What is being asked: Whenever a line in the data below includes the string "from", copy it out.

━━ Information shown ━━

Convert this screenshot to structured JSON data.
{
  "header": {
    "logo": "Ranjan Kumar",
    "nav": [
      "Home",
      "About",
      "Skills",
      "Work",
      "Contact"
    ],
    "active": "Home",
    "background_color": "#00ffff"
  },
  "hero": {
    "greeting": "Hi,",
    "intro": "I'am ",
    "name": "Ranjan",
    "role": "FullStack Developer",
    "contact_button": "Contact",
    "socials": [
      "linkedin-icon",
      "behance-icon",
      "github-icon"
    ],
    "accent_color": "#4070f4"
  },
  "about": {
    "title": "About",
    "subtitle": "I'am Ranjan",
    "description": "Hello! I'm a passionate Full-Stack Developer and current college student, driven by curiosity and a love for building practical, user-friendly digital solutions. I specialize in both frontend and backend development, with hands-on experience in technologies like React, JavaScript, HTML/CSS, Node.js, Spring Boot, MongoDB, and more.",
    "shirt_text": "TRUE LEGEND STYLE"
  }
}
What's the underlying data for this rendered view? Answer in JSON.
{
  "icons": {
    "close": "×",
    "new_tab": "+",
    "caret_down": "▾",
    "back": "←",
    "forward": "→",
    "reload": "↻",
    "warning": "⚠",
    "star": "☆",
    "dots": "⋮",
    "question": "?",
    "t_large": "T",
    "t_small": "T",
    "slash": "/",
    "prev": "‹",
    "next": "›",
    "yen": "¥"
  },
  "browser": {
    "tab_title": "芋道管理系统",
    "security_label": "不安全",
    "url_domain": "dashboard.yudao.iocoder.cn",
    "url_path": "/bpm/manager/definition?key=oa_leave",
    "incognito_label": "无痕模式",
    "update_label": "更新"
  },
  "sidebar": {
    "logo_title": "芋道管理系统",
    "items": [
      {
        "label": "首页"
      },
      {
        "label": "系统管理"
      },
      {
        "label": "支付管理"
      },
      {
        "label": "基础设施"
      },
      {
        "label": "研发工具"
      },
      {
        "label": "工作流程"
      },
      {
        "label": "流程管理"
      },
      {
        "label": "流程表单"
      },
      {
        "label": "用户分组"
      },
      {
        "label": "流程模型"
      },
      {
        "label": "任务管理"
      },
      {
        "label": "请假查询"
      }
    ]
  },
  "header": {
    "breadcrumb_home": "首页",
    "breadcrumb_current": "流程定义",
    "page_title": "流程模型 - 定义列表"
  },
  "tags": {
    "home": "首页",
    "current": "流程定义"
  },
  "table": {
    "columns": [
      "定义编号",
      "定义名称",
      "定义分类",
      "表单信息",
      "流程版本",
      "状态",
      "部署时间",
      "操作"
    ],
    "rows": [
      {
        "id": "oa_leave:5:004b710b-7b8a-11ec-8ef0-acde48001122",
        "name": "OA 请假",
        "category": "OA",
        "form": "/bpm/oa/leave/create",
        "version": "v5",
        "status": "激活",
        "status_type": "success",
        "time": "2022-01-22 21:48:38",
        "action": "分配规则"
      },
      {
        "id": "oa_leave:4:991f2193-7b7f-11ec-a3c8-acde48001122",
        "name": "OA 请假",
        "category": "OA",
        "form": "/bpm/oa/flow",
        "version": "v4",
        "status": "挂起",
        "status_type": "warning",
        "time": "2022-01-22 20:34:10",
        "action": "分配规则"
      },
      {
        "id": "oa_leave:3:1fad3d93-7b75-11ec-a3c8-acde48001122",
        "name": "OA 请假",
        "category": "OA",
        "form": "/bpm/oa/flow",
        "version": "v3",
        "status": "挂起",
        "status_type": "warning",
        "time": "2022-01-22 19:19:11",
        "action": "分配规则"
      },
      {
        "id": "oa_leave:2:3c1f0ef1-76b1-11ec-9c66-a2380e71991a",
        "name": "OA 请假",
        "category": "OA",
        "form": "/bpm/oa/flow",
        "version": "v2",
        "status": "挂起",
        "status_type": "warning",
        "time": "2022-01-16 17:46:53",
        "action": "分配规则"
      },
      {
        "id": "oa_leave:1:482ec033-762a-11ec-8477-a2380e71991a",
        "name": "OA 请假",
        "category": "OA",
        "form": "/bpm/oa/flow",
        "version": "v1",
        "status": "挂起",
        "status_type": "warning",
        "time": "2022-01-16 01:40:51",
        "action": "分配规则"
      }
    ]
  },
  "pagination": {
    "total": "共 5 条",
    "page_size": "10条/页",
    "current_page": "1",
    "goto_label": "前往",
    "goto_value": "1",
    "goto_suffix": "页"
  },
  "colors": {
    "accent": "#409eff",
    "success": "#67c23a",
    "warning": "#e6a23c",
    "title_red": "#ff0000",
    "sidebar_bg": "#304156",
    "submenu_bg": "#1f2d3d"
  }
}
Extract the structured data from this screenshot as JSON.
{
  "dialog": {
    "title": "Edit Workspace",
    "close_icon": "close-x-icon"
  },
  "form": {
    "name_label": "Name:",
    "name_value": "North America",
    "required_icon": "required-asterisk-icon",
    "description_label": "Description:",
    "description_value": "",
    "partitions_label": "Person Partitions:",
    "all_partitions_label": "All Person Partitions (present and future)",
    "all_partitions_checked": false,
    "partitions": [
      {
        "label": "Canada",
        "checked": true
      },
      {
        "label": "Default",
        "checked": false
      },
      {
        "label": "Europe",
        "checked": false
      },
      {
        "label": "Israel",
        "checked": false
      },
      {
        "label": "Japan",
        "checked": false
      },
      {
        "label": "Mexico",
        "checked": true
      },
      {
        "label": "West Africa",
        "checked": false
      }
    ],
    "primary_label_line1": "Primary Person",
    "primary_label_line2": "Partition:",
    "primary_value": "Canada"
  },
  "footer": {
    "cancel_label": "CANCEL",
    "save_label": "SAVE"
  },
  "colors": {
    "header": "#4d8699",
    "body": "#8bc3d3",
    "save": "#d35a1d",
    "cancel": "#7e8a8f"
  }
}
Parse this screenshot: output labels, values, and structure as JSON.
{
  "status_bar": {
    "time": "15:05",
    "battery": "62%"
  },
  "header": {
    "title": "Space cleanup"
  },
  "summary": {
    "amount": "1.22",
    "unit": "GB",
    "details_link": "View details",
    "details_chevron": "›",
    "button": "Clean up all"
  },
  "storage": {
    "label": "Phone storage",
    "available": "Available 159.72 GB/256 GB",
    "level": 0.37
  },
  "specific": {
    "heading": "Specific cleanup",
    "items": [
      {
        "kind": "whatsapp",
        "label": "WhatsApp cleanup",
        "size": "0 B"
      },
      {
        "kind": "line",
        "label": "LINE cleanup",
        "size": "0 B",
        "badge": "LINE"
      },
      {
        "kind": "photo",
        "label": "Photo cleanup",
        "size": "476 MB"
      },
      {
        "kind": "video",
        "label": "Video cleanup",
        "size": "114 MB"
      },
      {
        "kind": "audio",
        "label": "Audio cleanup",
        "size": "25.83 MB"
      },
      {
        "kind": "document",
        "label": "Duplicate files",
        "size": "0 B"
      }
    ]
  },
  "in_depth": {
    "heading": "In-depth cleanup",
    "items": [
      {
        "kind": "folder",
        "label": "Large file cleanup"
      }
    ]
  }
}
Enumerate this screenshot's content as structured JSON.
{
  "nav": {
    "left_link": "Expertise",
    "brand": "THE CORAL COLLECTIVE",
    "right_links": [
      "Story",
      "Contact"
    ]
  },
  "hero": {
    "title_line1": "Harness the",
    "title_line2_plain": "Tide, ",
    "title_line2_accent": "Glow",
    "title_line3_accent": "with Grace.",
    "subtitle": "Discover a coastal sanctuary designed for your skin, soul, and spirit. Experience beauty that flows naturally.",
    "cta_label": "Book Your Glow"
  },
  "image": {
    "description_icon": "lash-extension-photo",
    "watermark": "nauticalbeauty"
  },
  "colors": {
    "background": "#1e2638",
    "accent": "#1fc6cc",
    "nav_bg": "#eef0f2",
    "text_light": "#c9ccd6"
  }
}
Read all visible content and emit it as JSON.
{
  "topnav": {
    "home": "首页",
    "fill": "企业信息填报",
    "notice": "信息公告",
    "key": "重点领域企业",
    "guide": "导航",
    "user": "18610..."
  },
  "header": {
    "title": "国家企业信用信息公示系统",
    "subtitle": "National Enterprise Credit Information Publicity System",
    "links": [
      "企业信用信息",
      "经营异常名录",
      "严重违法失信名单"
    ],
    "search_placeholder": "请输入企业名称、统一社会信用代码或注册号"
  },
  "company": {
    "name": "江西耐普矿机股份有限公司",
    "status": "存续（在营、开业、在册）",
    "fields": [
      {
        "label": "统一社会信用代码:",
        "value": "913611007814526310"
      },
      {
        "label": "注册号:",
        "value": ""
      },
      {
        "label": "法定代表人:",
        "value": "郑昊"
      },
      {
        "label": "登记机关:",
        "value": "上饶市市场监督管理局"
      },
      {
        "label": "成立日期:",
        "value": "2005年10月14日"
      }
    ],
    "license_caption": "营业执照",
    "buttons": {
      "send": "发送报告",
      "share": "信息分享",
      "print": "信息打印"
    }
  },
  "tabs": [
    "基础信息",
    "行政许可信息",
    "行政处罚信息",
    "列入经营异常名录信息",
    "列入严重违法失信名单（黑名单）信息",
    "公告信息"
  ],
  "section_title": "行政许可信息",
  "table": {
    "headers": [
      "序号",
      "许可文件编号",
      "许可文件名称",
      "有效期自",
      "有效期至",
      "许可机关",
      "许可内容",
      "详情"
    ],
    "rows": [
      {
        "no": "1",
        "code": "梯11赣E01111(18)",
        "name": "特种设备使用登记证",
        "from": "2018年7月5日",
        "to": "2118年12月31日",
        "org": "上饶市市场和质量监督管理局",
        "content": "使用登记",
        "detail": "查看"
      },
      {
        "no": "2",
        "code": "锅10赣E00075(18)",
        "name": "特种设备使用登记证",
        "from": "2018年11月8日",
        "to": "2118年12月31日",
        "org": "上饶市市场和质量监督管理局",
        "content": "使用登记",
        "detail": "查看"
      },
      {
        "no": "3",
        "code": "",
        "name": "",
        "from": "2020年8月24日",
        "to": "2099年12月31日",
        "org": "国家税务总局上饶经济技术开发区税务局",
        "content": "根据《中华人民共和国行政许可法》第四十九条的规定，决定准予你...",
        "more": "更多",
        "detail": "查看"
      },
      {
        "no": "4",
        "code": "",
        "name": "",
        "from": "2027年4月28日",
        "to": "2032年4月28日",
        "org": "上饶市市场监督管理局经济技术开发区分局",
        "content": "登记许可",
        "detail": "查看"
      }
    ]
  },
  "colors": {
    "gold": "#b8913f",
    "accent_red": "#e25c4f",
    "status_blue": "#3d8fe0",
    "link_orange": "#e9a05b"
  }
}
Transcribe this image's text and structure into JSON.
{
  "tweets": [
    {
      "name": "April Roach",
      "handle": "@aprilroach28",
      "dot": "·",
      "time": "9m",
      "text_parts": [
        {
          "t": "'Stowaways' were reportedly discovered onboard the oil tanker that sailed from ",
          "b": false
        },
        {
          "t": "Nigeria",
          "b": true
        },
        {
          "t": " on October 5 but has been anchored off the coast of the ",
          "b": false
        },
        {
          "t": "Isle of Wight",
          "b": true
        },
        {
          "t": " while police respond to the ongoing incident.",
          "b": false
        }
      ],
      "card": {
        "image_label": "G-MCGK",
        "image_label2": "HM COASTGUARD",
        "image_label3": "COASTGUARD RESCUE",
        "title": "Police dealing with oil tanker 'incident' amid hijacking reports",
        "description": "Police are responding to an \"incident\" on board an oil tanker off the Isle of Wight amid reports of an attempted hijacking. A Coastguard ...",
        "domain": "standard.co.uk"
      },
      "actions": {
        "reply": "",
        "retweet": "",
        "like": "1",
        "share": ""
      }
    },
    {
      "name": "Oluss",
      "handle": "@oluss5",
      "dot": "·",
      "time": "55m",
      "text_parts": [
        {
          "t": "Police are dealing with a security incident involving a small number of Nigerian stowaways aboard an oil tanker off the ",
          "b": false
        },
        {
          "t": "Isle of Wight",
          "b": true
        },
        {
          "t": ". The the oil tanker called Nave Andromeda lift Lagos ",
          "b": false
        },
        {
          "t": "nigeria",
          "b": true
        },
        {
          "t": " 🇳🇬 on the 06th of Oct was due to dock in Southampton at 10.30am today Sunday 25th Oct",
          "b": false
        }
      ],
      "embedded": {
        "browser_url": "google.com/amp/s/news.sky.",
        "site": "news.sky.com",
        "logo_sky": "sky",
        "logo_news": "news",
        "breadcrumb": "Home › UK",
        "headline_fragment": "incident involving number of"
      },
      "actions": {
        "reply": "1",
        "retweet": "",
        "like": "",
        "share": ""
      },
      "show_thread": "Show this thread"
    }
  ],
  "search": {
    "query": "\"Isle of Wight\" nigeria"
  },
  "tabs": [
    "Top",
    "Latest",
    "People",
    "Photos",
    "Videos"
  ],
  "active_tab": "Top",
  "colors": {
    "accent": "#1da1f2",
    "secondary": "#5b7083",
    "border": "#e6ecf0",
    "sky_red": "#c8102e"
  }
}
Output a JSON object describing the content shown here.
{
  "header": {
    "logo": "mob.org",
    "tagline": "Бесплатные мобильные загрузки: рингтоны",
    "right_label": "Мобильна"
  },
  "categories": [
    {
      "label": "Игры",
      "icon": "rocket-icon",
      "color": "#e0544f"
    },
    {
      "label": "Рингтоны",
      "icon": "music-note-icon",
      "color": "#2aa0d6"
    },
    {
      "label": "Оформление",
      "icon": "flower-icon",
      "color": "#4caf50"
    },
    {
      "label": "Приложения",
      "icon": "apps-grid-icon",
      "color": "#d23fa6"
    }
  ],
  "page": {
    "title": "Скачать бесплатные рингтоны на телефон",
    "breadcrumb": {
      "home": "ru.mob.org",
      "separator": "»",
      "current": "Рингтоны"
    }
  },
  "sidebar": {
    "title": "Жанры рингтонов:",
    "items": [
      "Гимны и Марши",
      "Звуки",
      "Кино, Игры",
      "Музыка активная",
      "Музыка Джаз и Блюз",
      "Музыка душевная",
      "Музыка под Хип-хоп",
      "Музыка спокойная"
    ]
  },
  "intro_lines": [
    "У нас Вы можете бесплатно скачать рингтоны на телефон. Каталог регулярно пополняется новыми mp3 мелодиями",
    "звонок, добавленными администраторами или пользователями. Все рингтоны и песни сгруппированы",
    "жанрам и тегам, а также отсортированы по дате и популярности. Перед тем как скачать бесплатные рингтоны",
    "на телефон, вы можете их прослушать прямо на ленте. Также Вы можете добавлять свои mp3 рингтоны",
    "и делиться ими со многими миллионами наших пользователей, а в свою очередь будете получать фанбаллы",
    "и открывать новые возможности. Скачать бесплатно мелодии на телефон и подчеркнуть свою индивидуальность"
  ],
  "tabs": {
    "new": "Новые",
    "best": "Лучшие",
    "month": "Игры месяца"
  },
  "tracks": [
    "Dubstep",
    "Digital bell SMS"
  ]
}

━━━

Answer below:
Extract the structured data from this screenshot as JSON.
        "from": "2018年7月5日",
        "from": "2018年11月8日",
        "from": "2020年8月24日",
        "from": "2027年4月28日",
          "t": "'Stowaways' were reportedly discovered onboard the oil tanker that sailed from ",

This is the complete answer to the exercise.